It is the joy and pleasure of God to pour out His amazing grace and limitless power into and through our lives. He counted it worth the cost of His one and only Son to save your life. Jesus counted the cross a joy because He knew that on the other side of it, He could pour out the Holy Spirit within us to fully empower and equip us to become the greatest builders of all time.
No, not a physical building, but rather building up people. We are workers in God’s kingdom, every single one of us in full time ministry. We each have a critical role to play and not one is more important than the other. We are co-workers in God’s service all answering to Jesus, our supervisor. What do you think Jesus would say at your annual review about your service to Him? Would it be, “Well-done!” or “What have you done?”
God calls us, empowers us, and equips us all into His service. How we choose to work for Him is exactly that, a choice. We choose how we are working to build His Kingdom and even if we are working to do so. Some of us, on the day of that great review before Jesus will be richly rewarded by Him; others will be barely escaping the flames of Hell. The choice is ours here and now. No deed, no matter how small and insignificant it may seem goes unnoticed by Jesus.
Even giving a bag of food to a widow in need was deemed worthy to be included in His word. Jesus said that the day of this review would look something like this:
31 “When the Son of Man comes in his glory, and all the angels with him, he will sit on his glorious throne. 32 All the nations will be gathered before him, and he will separate the people one from another as a shepherd separates the sheep from the goats. 33 He will put the sheep on his right and the goats on his left.
34 “Then the King will say to those on his right, ‘Come, you who are blessed by my Father; take your inheritance, the kingdom prepared for you since the creation of the world. 35 For I was hungry and you gave me something to eat, I was thirsty and you gave me something to drink, I was a stranger and you invited me in, 36 I needed clothes and you clothed me, I was sick and you looked after me, I was in prison and you came to visit me.’

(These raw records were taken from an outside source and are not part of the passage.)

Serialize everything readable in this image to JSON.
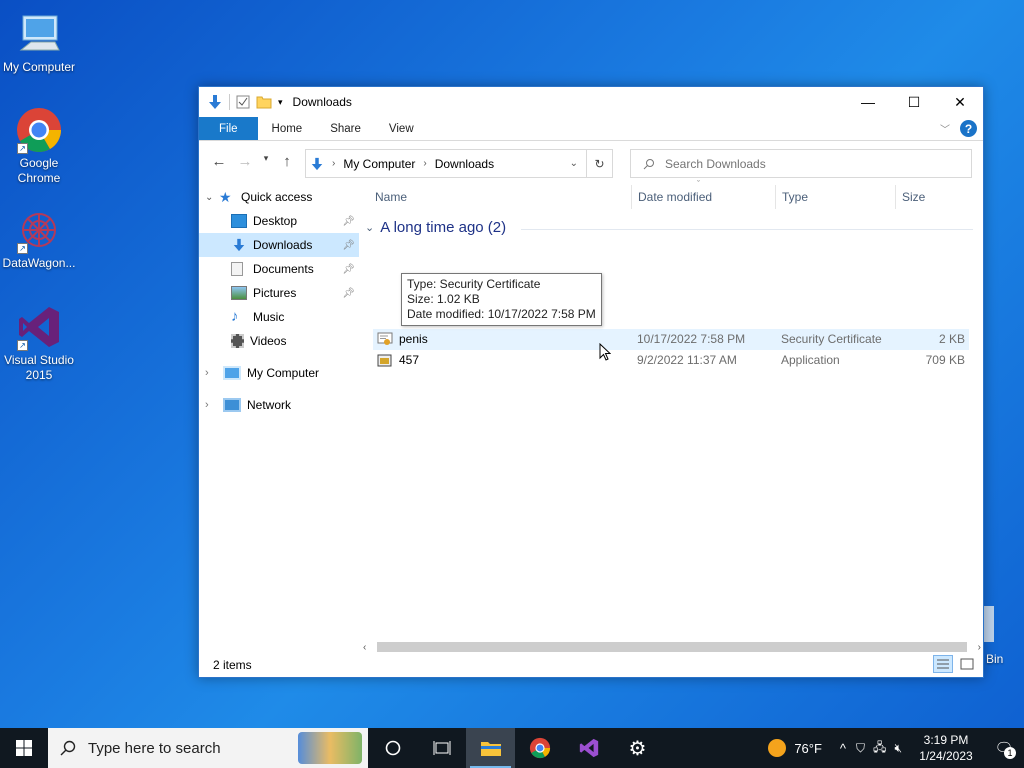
{
  "desktop": {
    "icons": [
      {
        "label": "My Computer"
      },
      {
        "label": "Google Chrome"
      },
      {
        "label": "DataWagon..."
      },
      {
        "label": "Visual Studio 2015"
      }
    ],
    "recycle_partial_label": "Bin"
  },
  "window": {
    "title": "Downloads",
    "ribbon_tabs": {
      "file": "File",
      "home": "Home",
      "share": "Share",
      "view": "View"
    },
    "help": "?",
    "address": {
      "crumbs": [
        "My Computer",
        "Downloads"
      ]
    },
    "search": {
      "placeholder": "Search Downloads"
    },
    "nav": {
      "quick_access": "Quick access",
      "items": [
        "Desktop",
        "Downloads",
        "Documents",
        "Pictures",
        "Music",
        "Videos"
      ],
      "my_computer": "My Computer",
      "network": "Network"
    },
    "columns": {
      "name": "Name",
      "date": "Date modified",
      "type": "Type",
      "size": "Size"
    },
    "group_label": "A long time ago (2)",
    "files": [
      {
        "name": "penis",
        "date": "10/17/2022 7:58 PM",
        "type": "Security Certificate",
        "size": "2 KB"
      },
      {
        "name": "457",
        "date": "9/2/2022 11:37 AM",
        "type": "Application",
        "size": "709 KB"
      }
    ],
    "tooltip": {
      "type": "Type: Security Certificate",
      "size": "Size: 1.02 KB",
      "date": "Date modified: 10/17/2022 7:58 PM"
    },
    "status": "2 items"
  },
  "taskbar": {
    "search_placeholder": "Type here to search",
    "weather": "76°F",
    "time": "3:19 PM",
    "date": "1/24/2023",
    "notif_count": "1"
  },
  "colors": {
    "accent": "#1979ca",
    "selection": "#cce8ff",
    "hover": "#e5f3ff",
    "taskbar": "#101820"
  }
}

37 “Then the righteous will answer him, ‘Lord, when did we see you hungry and feed you, or thirsty and give you something to drink? 38 When did we see you a stranger and invite you in, or needing clothes and clothe you? 39 When did we see you sick or in prison and go to visit you?’
40 “The King will reply, ‘Truly I tell you, whatever you did for one of the least of these brothers and sisters of mine, you did for me.’
Then, of course, Jesus goes through the same list about those who neglected these things as if though they intentionally did not do them for Jesus. He says to them:
45 “He will reply, ‘Truly I tell you, whatever you did not do for one of the least of these, you did not do for me.’
46 “Then they will go away to eternal punishment, but the righteous to eternal life.”
Come one now, who is up for some eternal life this morning? Let’s hear it!
It is an honor and a privilege to serve Jesus. The God of all of the universe, the perfect and all-powerful King of Kings and Lord of Lords would chose to work through broken and weak vessels like you and I. This is truly the amazing grace of God! Let’s build something great together! Let’s work together to build up this community until it looks just like Jesus always intended it to look. Let’s take advantage of every opportunity that we can possibly grab ahold of and watch the power of God transform lives as only He can. We plant, we water, and then we watch in awe as God makes things grow!